Depression of the 1930s put a financial squeeze
on the entire nation, rural America included. At
the same time a growing population demanded more
efficient food production from the agricultural
community. It was apparent to many that electricity
could help gain that greater efficiency. Recognizing
the needs of rural Americans and the benefits that
the rest of the country could realize, President
Franklin Roosevelt signed an executive order creating
the Rural Electrification Administration on May
As was the case
with many Depression-era government programs, the
Rural Electrification Administration (REA), was
begun as part of a general program of unemployment
relief. Just three months after its creation, REA
was more closely defined as a lending agency. Created
was an orderly program of low-interest government
loans, which made rural eletrification a national
Many in the U.S.
Congress, as well as local farm leaders, believed
that rural people not only needed electric service,
but needed it under rates and conditions that permitted
full and productive use.
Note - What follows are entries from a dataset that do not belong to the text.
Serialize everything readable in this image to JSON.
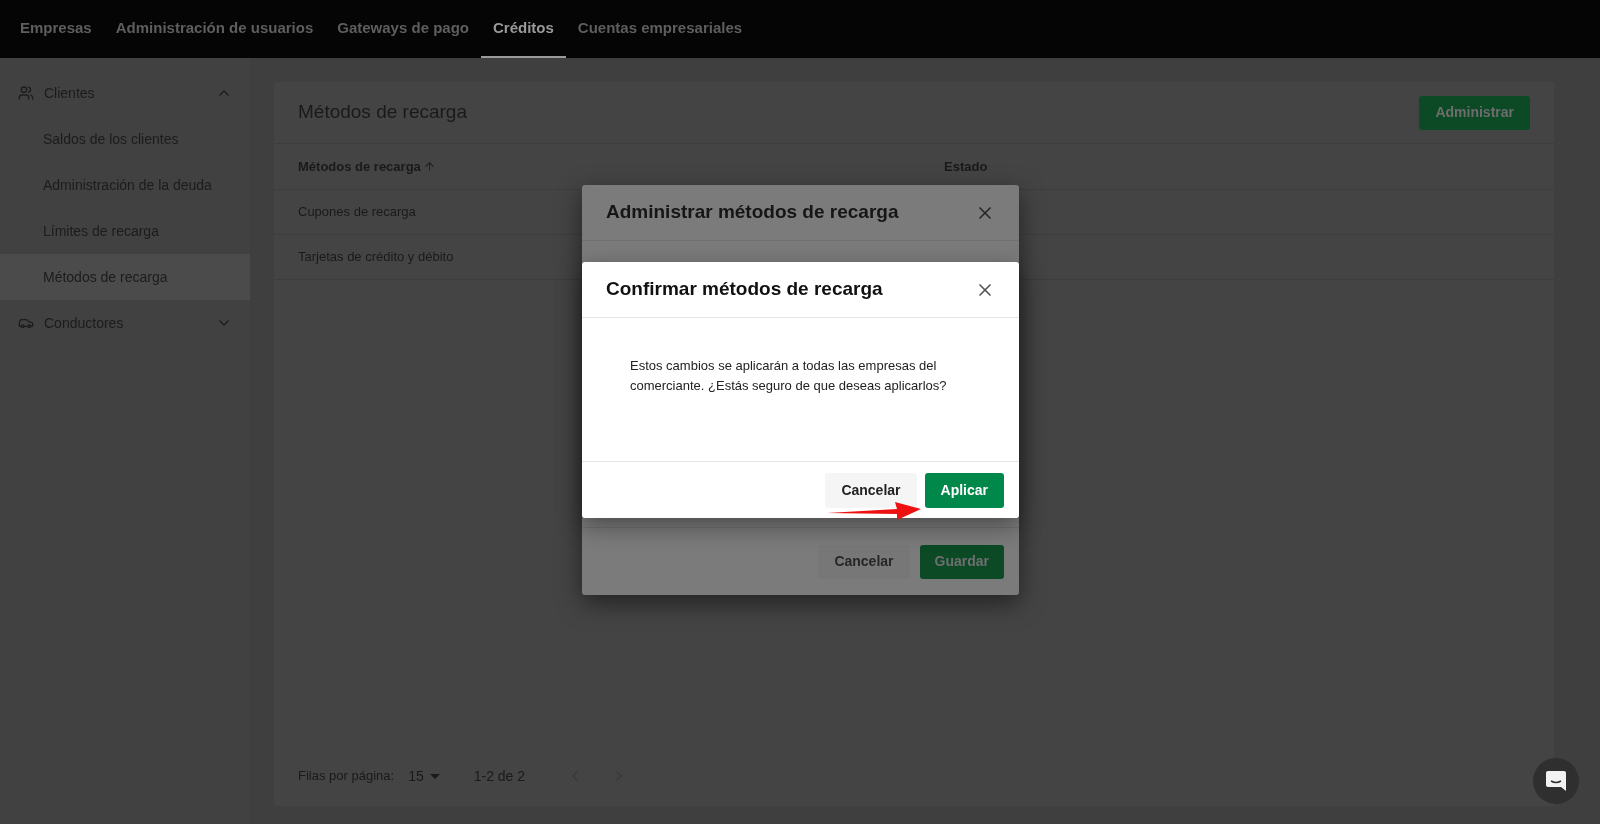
{
  "nav_tabs": [
    {
      "label": "Empresas",
      "selected": false
    },
    {
      "label": "Administración de usuarios",
      "selected": false
    },
    {
      "label": "Gateways de pago",
      "selected": false
    },
    {
      "label": "Créditos",
      "selected": true
    },
    {
      "label": "Cuentas empresariales",
      "selected": false
    }
  ],
  "sidebar": {
    "groups": [
      {
        "label": "Clientes",
        "kind": "people",
        "expanded": true,
        "children": [
          {
            "label": "Saldos de los clientes",
            "selected": false
          },
          {
            "label": "Administración de la deuda",
            "selected": false
          },
          {
            "label": "Límites de recarga",
            "selected": false
          },
          {
            "label": "Métodos de recarga",
            "selected": true
          }
        ]
      },
      {
        "label": "Conductores",
        "kind": "car",
        "expanded": false
      }
    ]
  },
  "card": {
    "title": "Métodos de recarga",
    "action": "Administrar",
    "table": {
      "columns": [
        {
          "label": "Métodos de recarga",
          "sorted": true
        },
        {
          "label": "Estado",
          "sorted": false
        }
      ],
      "rows": [
        {
          "name": "Cupones de recarga"
        },
        {
          "name": "Tarjetas de crédito y débito"
        }
      ]
    },
    "pagination": {
      "rows_label": "Filas por página:",
      "rows_value": "15",
      "range": "1-2 de 2"
    }
  },
  "manage_modal": {
    "title": "Administrar métodos de recarga",
    "cancel": "Cancelar",
    "save": "Guardar"
  },
  "confirm_modal": {
    "title": "Confirmar métodos de recarga",
    "message": "Estos cambios se aplicarán a todas las empresas del comerciante. ¿Estás seguro de que deseas aplicarlos?",
    "cancel": "Cancelar",
    "apply": "Aplicar"
  }
}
They believed that electricity
was too important to the development of rural America
to make the people there wait for commercial electric
companies to take on the job. Given existing experience
with the cooperative form of business, the idea
of using nonprofit, cooperative organizations to
encourage rural electrification caught on quickly.
In 1936, Senator
George Norris of Nebraska and Representative Sam
Rayburn of Texas authored the Rural Electrification
Act, which set up REA as a lending agency and granted
preference to nonprofit organizations in obtaining
loans through REA.
The task of organizing
rural electric cooperatives generally fell to a
handful of energetic, local leaders. They had to
organize meetings, collect the initial fees, sign
up potential consumers, and work with REA on program
details. In most cases this was done on a volunteer
a mountain of obstacles, electric co-op lines were
built and energized: the lights came on. Rural electrification
officially came to Wisconsin on May 7, 1937, when
Richland Electric Cooperative went into service.
By 1945, the last of Wisconsin's electric cooperatives
had been organized (not counting six subsequent
mergers). Nationwide, there are now about 930 rural
The history of
rural electric cooperatives (RECs) since those modest
beginnings is one of growth and benefit. In Wisconsin,
electric co-op leaders have achieved numerous "firsts,"
including the creation of the nation's first statewide
association for RECs, publishing the nation's first
statewide publication for REC members, creating
one of the premier generation and transmission cooperatives
in the country, founding an insurance company that
now underwrites coverage for a majority of RECs
in the U.S., organizing the first merchandising
co-op to supply RECs in numerous states with line
materials, and other innovations. Electric co-ops
in Wisconsin have become vital parts of the rural
communities they serve, offering services beyond
just provision of reliable electricity.
More than 42 million
consumers today are served by rural electric systems,
including more than 635,000 in Wisconsin alone.
Electric co-ops serve 12 percent of the U.S. population,
but their service territories spread across 80 percent
of the nation's land mass.
individuals has shaped these organizations for more
than 75 years, and the dedication of consumer-members-young
and old-will assure continued success and service
to rural America.